[Input records — start]

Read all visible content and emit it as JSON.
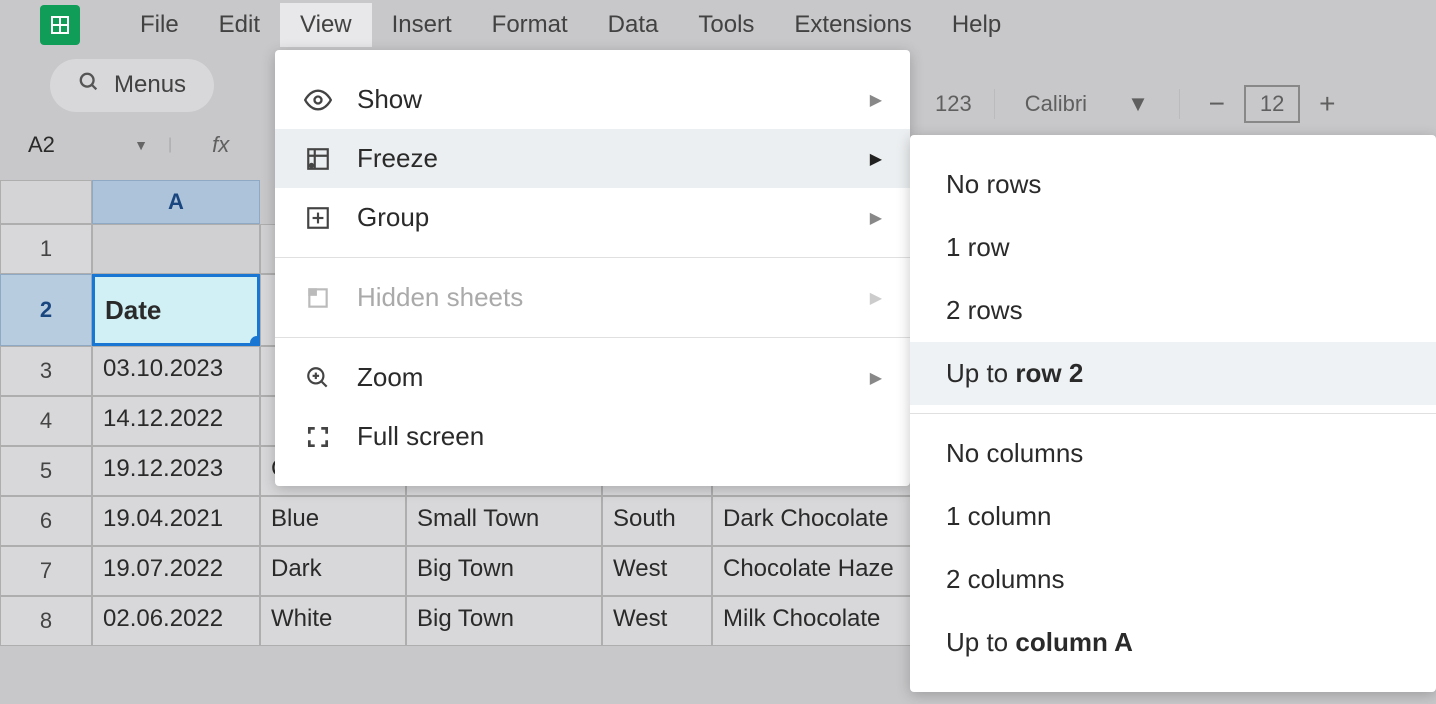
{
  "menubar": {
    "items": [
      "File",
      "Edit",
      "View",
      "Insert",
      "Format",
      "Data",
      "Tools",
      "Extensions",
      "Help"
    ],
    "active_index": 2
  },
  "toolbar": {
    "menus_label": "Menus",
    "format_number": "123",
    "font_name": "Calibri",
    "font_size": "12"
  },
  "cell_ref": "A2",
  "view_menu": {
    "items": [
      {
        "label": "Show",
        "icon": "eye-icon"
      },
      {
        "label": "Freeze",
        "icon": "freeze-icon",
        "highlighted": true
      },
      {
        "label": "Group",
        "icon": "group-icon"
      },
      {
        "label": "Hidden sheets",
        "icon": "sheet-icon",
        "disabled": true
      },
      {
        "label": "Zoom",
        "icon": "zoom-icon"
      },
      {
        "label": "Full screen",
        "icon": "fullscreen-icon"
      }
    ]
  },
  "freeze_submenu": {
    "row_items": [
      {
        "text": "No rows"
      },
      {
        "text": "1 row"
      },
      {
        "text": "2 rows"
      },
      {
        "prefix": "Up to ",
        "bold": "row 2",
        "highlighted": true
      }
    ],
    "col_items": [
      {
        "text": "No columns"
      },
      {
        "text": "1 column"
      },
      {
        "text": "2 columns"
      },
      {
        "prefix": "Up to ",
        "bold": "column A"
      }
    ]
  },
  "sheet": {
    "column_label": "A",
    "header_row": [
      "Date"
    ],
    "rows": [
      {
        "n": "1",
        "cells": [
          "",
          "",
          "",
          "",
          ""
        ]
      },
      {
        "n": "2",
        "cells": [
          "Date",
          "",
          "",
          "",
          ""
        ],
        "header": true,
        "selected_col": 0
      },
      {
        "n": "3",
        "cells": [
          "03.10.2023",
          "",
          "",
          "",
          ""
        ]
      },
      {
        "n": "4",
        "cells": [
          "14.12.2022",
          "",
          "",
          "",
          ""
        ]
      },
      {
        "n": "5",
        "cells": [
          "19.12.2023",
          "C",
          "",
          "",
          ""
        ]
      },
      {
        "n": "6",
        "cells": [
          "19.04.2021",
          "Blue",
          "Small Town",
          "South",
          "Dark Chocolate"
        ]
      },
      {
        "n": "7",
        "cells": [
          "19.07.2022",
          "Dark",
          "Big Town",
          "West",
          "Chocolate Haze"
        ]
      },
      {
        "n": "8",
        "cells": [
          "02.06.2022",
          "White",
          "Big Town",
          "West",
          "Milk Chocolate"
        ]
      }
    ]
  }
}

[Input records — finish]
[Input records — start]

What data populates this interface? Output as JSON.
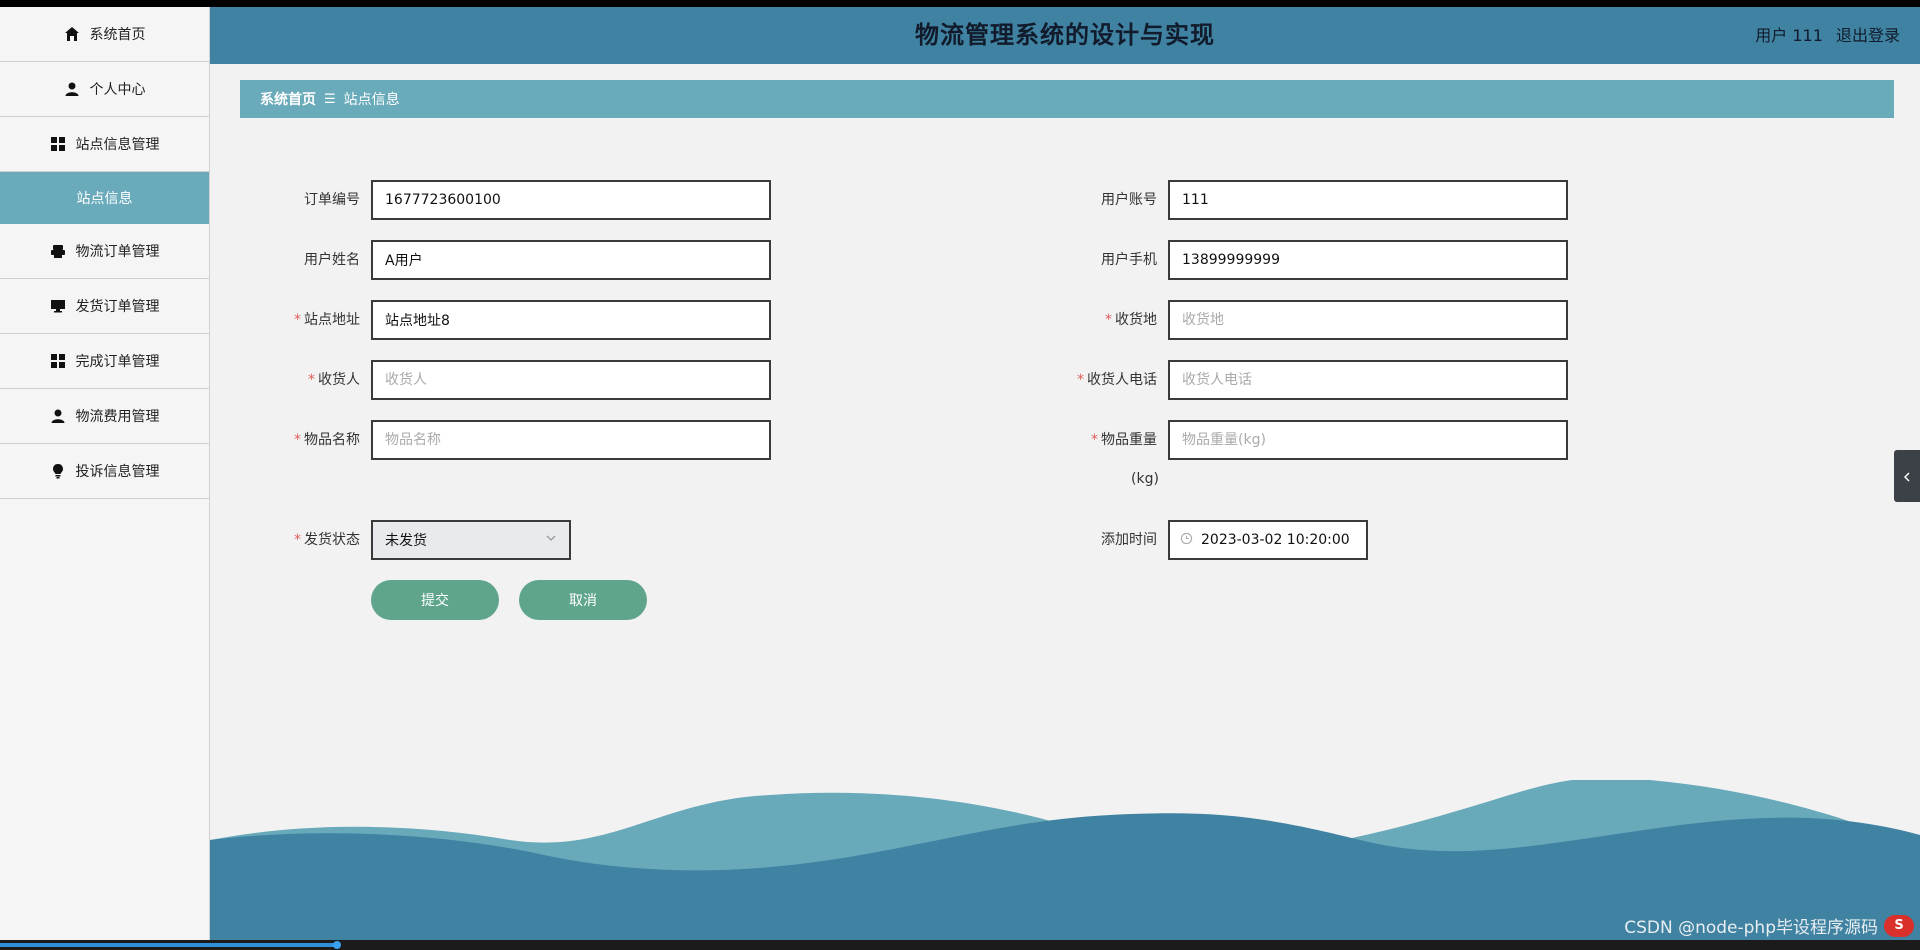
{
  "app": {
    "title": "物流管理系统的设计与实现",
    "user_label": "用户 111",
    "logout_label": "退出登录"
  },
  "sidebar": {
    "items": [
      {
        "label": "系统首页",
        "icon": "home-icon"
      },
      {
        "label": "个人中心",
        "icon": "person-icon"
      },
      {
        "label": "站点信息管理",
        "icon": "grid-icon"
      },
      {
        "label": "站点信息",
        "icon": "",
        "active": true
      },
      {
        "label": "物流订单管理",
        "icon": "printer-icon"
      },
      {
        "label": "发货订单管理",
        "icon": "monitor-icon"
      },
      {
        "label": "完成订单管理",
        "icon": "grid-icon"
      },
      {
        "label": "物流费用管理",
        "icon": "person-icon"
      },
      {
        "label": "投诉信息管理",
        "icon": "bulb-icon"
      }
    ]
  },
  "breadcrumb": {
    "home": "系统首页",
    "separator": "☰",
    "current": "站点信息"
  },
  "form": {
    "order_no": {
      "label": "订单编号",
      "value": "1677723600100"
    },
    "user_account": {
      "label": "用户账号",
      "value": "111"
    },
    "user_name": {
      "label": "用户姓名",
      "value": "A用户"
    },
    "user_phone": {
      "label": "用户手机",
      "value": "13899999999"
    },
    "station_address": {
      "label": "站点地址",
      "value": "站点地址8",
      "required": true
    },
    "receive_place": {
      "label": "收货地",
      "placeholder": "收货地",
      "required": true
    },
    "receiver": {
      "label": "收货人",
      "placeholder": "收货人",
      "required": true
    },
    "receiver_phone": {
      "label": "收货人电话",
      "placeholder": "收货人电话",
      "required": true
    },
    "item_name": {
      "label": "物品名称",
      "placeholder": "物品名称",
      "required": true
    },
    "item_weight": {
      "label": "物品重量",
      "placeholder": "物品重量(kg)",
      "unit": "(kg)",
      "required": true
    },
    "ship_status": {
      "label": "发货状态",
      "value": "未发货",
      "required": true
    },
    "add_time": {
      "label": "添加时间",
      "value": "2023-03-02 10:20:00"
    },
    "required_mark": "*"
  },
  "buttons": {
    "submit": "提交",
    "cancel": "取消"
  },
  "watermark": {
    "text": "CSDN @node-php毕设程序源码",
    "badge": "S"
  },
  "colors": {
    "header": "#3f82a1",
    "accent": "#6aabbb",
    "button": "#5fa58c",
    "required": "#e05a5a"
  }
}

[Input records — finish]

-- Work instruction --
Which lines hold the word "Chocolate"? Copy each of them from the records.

-- Result --
          "Dark Chocolate"
          "Chocolate Haze"
          "Milk Chocolate"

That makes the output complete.